WHAT YOU NEED TO DO: Your task is to copy each line of the material below that includes "Windows".

______

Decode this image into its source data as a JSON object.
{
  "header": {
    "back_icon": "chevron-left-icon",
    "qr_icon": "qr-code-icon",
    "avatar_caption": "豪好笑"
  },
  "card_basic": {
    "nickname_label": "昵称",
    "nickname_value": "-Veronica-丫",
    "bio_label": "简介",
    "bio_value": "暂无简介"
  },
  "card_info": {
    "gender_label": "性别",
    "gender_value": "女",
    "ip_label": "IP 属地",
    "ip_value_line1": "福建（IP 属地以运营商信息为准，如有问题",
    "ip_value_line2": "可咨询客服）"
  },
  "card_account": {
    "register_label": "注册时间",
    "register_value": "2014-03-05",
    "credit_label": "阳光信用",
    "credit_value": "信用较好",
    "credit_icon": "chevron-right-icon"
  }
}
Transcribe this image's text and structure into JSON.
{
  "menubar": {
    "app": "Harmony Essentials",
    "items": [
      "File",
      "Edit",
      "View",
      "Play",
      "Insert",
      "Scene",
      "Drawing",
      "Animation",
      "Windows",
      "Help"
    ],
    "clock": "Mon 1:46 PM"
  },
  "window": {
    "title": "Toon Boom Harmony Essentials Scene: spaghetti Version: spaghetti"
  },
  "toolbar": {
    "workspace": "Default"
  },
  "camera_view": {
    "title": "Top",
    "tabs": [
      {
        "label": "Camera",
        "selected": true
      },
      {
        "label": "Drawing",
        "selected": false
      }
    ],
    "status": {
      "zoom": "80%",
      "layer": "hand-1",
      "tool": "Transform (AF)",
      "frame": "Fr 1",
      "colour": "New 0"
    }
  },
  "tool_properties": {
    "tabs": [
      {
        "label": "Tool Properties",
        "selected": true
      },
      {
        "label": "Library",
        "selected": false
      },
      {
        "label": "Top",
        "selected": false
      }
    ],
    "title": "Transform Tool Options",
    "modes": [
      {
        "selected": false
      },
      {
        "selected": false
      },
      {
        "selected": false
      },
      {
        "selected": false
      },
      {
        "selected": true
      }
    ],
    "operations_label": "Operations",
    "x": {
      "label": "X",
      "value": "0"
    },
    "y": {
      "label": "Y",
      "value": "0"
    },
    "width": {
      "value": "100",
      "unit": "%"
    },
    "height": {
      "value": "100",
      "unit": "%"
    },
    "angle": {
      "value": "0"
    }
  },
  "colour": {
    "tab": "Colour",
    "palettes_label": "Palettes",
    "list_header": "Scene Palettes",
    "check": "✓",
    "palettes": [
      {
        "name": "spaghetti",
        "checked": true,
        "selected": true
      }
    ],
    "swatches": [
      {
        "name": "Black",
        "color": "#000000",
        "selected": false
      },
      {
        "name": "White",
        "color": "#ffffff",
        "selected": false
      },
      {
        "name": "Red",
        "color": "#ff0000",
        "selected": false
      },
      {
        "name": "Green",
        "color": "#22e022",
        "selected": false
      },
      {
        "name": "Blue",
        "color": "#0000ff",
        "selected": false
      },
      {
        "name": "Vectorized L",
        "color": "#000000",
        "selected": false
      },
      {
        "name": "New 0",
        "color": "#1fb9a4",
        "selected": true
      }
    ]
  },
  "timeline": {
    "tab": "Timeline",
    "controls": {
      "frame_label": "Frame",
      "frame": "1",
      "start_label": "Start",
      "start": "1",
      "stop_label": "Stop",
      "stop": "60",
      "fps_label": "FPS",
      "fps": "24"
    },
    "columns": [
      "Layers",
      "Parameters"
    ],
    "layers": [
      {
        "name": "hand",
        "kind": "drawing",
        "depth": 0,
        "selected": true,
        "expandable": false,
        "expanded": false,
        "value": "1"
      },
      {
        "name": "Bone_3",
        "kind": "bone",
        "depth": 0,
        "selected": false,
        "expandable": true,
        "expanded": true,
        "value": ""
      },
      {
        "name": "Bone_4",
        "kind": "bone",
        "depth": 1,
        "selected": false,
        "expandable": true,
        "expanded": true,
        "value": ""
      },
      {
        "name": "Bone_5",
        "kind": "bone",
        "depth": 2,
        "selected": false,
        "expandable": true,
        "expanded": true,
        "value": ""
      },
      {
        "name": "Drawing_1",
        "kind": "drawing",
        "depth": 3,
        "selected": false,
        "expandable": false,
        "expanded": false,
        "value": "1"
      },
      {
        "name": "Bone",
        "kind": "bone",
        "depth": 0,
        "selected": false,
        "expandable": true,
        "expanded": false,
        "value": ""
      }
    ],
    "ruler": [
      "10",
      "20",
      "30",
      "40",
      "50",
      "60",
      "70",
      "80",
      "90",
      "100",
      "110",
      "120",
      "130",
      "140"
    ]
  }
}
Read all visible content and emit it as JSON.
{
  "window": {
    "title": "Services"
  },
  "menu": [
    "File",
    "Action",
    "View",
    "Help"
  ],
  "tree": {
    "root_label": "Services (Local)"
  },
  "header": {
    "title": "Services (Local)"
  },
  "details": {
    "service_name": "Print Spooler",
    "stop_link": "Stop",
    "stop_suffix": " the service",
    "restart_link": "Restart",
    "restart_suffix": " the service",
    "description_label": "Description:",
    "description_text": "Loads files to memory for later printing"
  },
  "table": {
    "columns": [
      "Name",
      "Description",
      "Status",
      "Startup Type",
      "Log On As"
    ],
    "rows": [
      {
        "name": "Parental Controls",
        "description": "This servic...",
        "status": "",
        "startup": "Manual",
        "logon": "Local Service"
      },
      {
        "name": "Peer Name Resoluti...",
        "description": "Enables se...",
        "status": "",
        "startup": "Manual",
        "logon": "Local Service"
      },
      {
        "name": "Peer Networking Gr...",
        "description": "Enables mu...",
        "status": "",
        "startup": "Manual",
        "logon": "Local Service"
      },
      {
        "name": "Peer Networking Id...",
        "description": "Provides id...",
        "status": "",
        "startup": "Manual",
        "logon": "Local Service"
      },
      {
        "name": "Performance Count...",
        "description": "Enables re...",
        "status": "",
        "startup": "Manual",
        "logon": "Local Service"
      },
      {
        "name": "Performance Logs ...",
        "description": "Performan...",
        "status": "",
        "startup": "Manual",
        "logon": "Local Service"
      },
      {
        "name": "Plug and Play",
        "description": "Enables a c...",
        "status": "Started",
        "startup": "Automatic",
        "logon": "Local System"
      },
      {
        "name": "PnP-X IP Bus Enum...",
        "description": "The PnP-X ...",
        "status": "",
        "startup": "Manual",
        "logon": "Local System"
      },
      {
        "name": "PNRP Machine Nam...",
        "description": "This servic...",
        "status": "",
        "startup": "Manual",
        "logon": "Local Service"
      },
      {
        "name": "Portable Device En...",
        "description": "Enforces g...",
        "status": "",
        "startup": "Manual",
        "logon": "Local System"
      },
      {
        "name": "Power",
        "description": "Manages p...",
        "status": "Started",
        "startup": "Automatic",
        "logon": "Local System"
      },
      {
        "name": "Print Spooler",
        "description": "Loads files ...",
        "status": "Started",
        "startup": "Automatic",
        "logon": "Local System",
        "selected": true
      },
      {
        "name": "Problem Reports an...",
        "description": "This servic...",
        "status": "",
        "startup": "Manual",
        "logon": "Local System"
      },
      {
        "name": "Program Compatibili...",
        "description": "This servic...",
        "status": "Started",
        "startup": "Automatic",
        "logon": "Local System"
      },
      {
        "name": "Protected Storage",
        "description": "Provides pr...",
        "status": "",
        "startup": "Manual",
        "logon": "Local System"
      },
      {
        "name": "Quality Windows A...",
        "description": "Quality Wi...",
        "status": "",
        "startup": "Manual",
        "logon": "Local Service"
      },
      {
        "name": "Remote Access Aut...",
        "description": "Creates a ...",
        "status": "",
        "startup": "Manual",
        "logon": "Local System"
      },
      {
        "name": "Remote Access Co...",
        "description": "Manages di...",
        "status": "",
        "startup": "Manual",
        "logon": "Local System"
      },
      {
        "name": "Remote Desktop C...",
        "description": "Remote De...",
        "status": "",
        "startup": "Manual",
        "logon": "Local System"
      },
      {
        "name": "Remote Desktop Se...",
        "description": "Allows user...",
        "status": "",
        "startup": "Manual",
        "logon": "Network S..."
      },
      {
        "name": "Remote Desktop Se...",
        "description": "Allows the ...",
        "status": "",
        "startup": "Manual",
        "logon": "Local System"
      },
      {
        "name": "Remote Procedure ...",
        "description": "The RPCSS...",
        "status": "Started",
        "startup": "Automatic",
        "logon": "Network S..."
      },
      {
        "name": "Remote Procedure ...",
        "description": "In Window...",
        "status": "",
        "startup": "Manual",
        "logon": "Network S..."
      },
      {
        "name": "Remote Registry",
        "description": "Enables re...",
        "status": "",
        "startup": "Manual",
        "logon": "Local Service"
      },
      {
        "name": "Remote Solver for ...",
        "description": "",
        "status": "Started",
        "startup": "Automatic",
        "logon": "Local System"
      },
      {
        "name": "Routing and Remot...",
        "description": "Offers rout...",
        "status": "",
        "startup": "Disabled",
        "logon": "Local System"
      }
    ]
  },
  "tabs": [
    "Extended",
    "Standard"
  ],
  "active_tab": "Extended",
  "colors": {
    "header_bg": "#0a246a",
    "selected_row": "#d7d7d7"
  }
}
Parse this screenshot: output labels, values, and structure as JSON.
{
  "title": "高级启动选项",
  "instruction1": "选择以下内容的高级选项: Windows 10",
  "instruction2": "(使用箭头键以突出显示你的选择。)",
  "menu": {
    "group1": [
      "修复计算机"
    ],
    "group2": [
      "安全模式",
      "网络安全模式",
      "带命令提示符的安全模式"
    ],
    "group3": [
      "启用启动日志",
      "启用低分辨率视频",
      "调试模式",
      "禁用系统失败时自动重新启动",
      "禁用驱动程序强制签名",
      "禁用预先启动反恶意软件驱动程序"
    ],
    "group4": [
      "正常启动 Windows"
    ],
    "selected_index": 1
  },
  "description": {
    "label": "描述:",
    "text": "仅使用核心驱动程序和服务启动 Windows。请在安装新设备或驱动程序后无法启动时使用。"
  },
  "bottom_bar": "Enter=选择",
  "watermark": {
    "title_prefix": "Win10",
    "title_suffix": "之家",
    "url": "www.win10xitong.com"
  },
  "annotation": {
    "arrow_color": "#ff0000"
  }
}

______

ANSWER TO THIS PROBLEM:
      "Windows",
        "name": "Quality Windows A...",
  "instruction1": "选择以下内容的高级选项: Windows 10",
      "正常启动 Windows"
    "text": "仅使用核心驱动程序和服务启动 Windows。请在安装新设备或驱动程序后无法启动时使用。"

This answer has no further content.